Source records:
* * *

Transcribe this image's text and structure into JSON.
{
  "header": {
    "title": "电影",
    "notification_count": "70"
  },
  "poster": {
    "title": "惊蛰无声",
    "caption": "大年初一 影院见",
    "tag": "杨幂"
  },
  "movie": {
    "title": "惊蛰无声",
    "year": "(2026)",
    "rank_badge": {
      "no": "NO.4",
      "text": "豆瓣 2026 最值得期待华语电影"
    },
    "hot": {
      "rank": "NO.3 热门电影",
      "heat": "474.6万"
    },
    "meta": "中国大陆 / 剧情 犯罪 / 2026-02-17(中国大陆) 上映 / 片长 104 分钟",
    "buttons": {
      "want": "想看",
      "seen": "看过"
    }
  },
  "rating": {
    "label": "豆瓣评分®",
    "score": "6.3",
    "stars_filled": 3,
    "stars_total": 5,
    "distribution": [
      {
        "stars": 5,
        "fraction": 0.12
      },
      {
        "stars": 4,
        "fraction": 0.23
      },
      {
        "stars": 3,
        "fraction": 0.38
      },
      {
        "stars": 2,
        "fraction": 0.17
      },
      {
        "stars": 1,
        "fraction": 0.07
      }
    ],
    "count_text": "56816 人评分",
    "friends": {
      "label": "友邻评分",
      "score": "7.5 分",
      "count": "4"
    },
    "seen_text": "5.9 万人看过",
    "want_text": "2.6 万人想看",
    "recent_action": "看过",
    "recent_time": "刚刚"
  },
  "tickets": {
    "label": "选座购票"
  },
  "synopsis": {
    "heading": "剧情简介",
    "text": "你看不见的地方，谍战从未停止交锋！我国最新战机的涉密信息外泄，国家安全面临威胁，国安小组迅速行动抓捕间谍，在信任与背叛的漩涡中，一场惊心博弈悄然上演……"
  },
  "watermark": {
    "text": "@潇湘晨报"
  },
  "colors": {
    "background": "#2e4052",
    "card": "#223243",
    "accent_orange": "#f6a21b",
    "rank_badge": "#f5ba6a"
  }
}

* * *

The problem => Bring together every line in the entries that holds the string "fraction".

Response area =>
        "fraction": 0.12
        "fraction": 0.23
        "fraction": 0.38
        "fraction": 0.17
        "fraction": 0.07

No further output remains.